During these interviews, the bishopric members should determine, among other things, that young men and young women are being taught the gospel and are developing a close, personal relationship with the Savior.  Only the bishop should discuss moral cleanliness, including chastity.  All members of the bishopric should emphasize Christian service, missionary preparation, preparation for temple endowment and marriage, and attendance at meetings.”  (“Bulletin,” No. 10, Apr., 1981)

Jul.:  Priesthood leader may know tithing status.

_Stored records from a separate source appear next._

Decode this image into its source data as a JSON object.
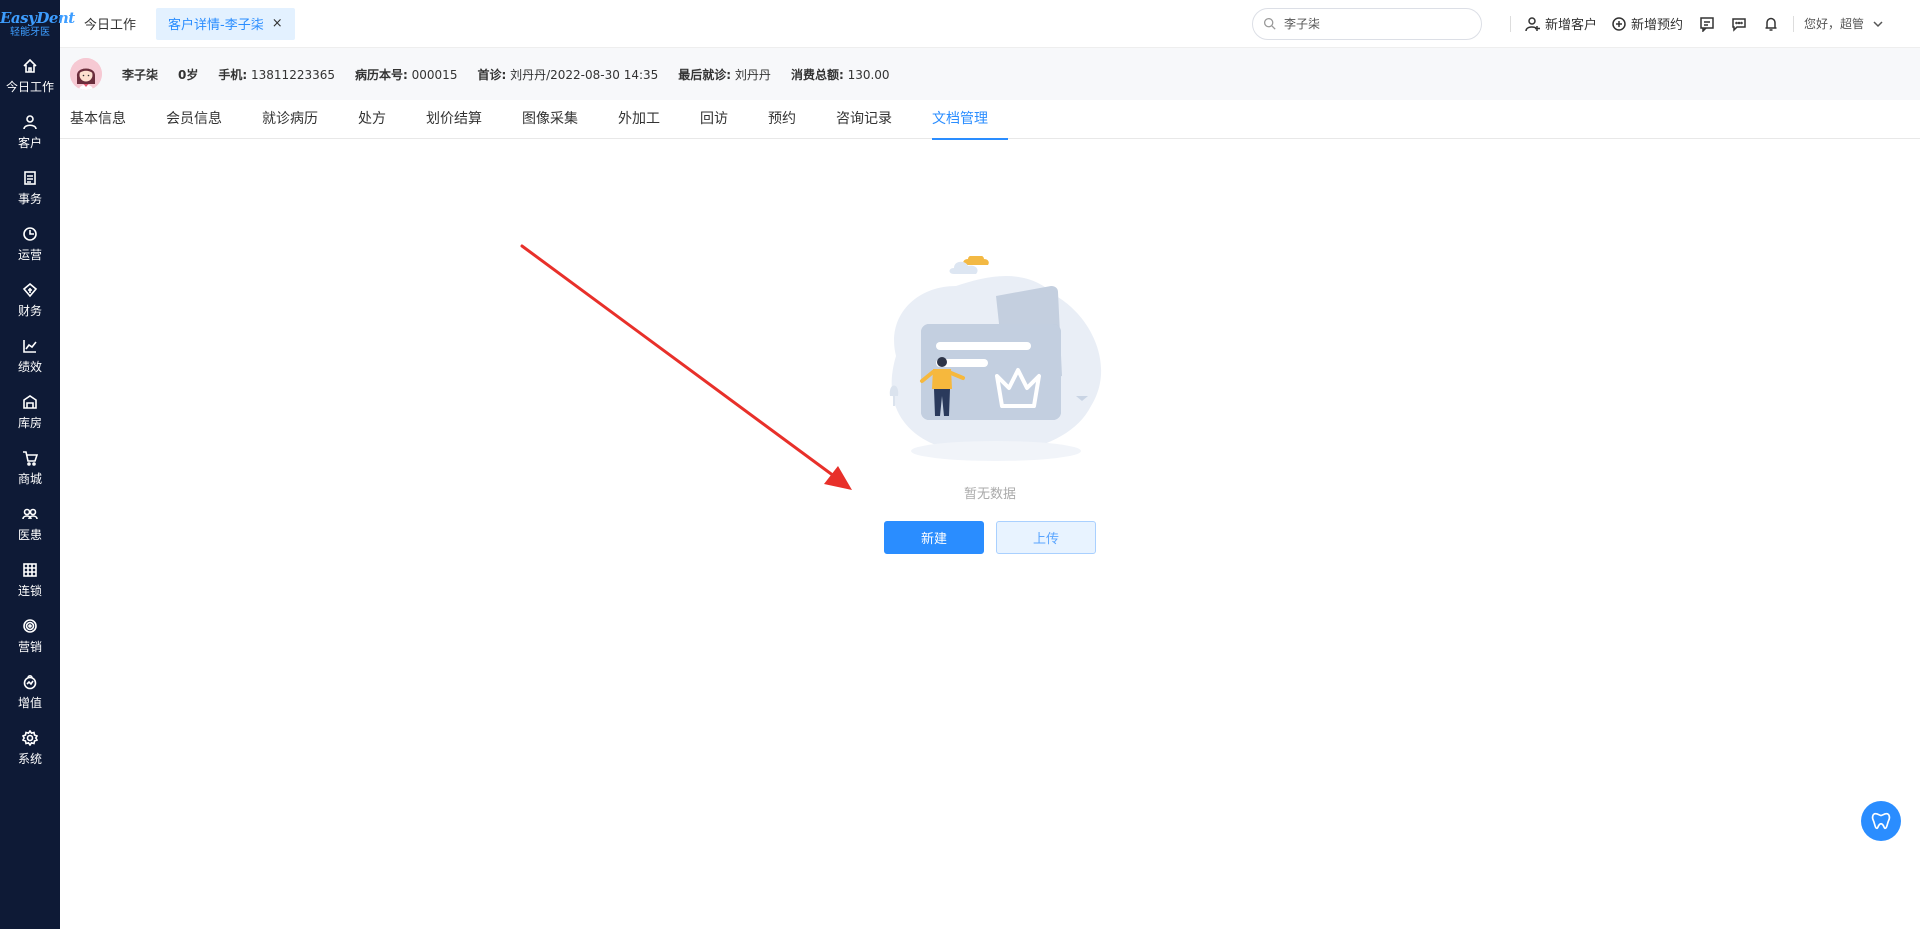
{
  "sidebar": {
    "logo": "EasyDent",
    "logo_sub": "轻能牙医",
    "items": [
      {
        "label": "今日工作",
        "icon": "home-icon"
      },
      {
        "label": "客户",
        "icon": "user-icon"
      },
      {
        "label": "事务",
        "icon": "document-icon"
      },
      {
        "label": "运营",
        "icon": "clock-icon"
      },
      {
        "label": "财务",
        "icon": "finance-icon"
      },
      {
        "label": "绩效",
        "icon": "chart-icon"
      },
      {
        "label": "库房",
        "icon": "warehouse-icon"
      },
      {
        "label": "商城",
        "icon": "cart-icon"
      },
      {
        "label": "医患",
        "icon": "people-icon"
      },
      {
        "label": "连锁",
        "icon": "building-icon"
      },
      {
        "label": "营销",
        "icon": "target-icon"
      },
      {
        "label": "增值",
        "icon": "growth-icon"
      },
      {
        "label": "系统",
        "icon": "settings-icon"
      }
    ]
  },
  "topbar": {
    "tabs": [
      {
        "label": "今日工作"
      },
      {
        "label": "客户详情-李子柒"
      }
    ],
    "close": "×",
    "search_value": "李子柒",
    "new_customer": "新增客户",
    "new_appointment": "新增预约",
    "greeting": "您好，超管"
  },
  "patient": {
    "name": "李子柒",
    "age": "0岁",
    "phone_label": "手机:",
    "phone": "13811223365",
    "record_label": "病历本号:",
    "record": "000015",
    "first_label": "首诊:",
    "first": "刘丹丹/2022-08-30 14:35",
    "last_label": "最后就诊:",
    "last": "刘丹丹",
    "total_label": "消费总额:",
    "total": "130.00"
  },
  "subtabs": [
    {
      "label": "基本信息"
    },
    {
      "label": "会员信息"
    },
    {
      "label": "就诊病历"
    },
    {
      "label": "处方"
    },
    {
      "label": "划价结算"
    },
    {
      "label": "图像采集"
    },
    {
      "label": "外加工"
    },
    {
      "label": "回访"
    },
    {
      "label": "预约"
    },
    {
      "label": "咨询记录"
    },
    {
      "label": "文档管理"
    }
  ],
  "active_subtab": "文档管理",
  "empty": {
    "text": "暂无数据",
    "new_button": "新建",
    "upload_button": "上传"
  },
  "colors": {
    "sidebar_bg": "#0e1a36",
    "accent": "#2a8dff",
    "annotation_arrow": "#e8302a"
  }
}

“Bishops and branch presidents occasionally are asked for information on the membership or financial contributions of members living in their units.  Such information from Church records is confidential.  A bishop or branch president is not to release it except in the following cases:

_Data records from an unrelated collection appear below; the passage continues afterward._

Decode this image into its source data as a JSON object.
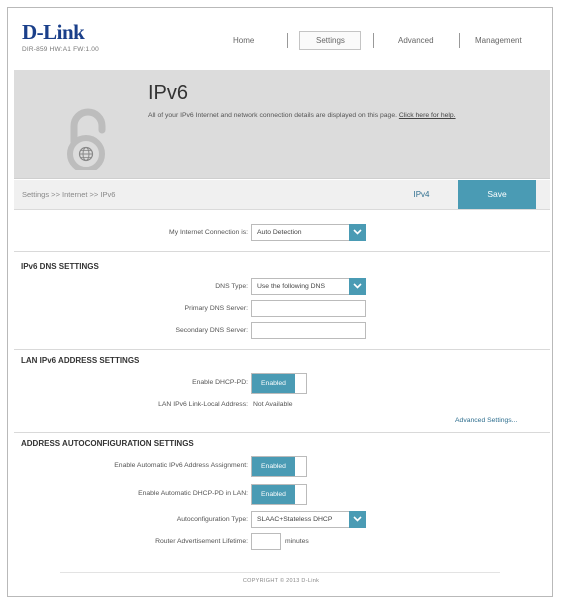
{
  "brand": {
    "logo": "D-Link",
    "model_info": "DIR-859 HW:A1 FW:1.00"
  },
  "nav": {
    "items": [
      "Home",
      "Settings",
      "Advanced",
      "Management"
    ],
    "active": "Settings"
  },
  "banner": {
    "title": "IPv6",
    "description": "All of your IPv6 Internet and network connection details are displayed on this page.",
    "help_link": "Click here for help."
  },
  "bar": {
    "breadcrumb": "Settings >> Internet >> IPv6",
    "ipv4_label": "IPv4",
    "save_label": "Save"
  },
  "connection": {
    "label": "My Internet Connection is:",
    "value": "Auto Detection"
  },
  "dns": {
    "heading": "IPv6 DNS SETTINGS",
    "type_label": "DNS Type:",
    "type_value": "Use the following DNS",
    "primary_label": "Primary DNS Server:",
    "primary_value": "",
    "secondary_label": "Secondary DNS Server:",
    "secondary_value": ""
  },
  "lan": {
    "heading": "LAN IPv6 ADDRESS SETTINGS",
    "pd_label": "Enable DHCP-PD:",
    "pd_value": "Enabled",
    "linklocal_label": "LAN IPv6 Link-Local Address:",
    "linklocal_value": "Not Available",
    "advanced_link": "Advanced Settings..."
  },
  "autoconf": {
    "heading": "ADDRESS AUTOCONFIGURATION SETTINGS",
    "auto_assign_label": "Enable Automatic IPv6 Address Assignment:",
    "auto_assign_value": "Enabled",
    "auto_pd_label": "Enable Automatic DHCP-PD in LAN:",
    "auto_pd_value": "Enabled",
    "type_label": "Autoconfiguration Type:",
    "type_value": "SLAAC+Stateless DHCP",
    "lifetime_label": "Router Advertisement Lifetime:",
    "lifetime_value": "",
    "lifetime_unit": "minutes"
  },
  "footer": {
    "copyright": "COPYRIGHT © 2013 D-Link"
  },
  "colors": {
    "accent": "#4a9bb4",
    "brand": "#1a3f8a",
    "banner": "#dcdcdc"
  },
  "icons": {
    "banner_icon": "ipv6-lock-globe-icon",
    "dropdown_icon": "chevron-down-icon"
  }
}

. . . .

Tithing and Contribution Information

a. A member asking for information from his own record.

b. A priesthood leader asking for the tithing status (that is, full, part, or exempt) of a member within his jurisdiction (see General Handbook of Instructions, no. 21, p. 93.)”

(“Bulletin,” No. 13, Jul., 1981)

Aug.:  Monthly home teaching messages.

“A letter from President Ezra Taft Benson dated 1 December 1980 stated the following:

We suggest that the First Presidency Message carried in the Ensign magazine be considered for use as a monthly home teaching message.

Home teachers may present a First Presidency message to their families at any appropriate time after it appears in the Ensign, as instructed by their priesthood leaders.  These messages need not be presented throughout the Church in the same month as they are printed in the Ensign.  They are not out of date if presented later.”  (“Bulletin,” No. 14, Aug., 1981)

Sep.:  Training for MP quorum leaders.

“Stake presidencies and high councilors serving on the stake Melchizedek Priesthood committee are responsible to train Melchizedek Priesthood quorum and group leaders.  New quorum leaders should be trained carefully at the time they are called, and all quorum leaders should receive regular in-service training throughout their term of service.  Stake presidencies and high councilors assigned to quorums should also provide individual guidance and encouragement through regular personal priesthood interviews and personal visits.

Initial training should include instruction in selecting counselors, secretaries, instructors, and committee chairmen; preparing for quorum and presidency meetings; basic duties and principles of quorum leadership and administration; and dealing with other immediate demands of the first two to four weeks.

In-service training should be part of stake priesthood leadership meetings and meetings of the stake Melchizedek Priesthood committee when quorum leaders are invited.  It should include counsel regarding home teaching, quorum administration and instruction, activation, and single adults, and the missionary, genealogy, and welfare programs.  Personal priesthood interviews and personal visits to quorum or presidency meetings also provide valuable in-service training opportunities.

The basic training resources include the Melchizedek Priesthood Handbook and other approved guidelines and manuals.”  (“Bulletin,” No. 15, Sep., 1981)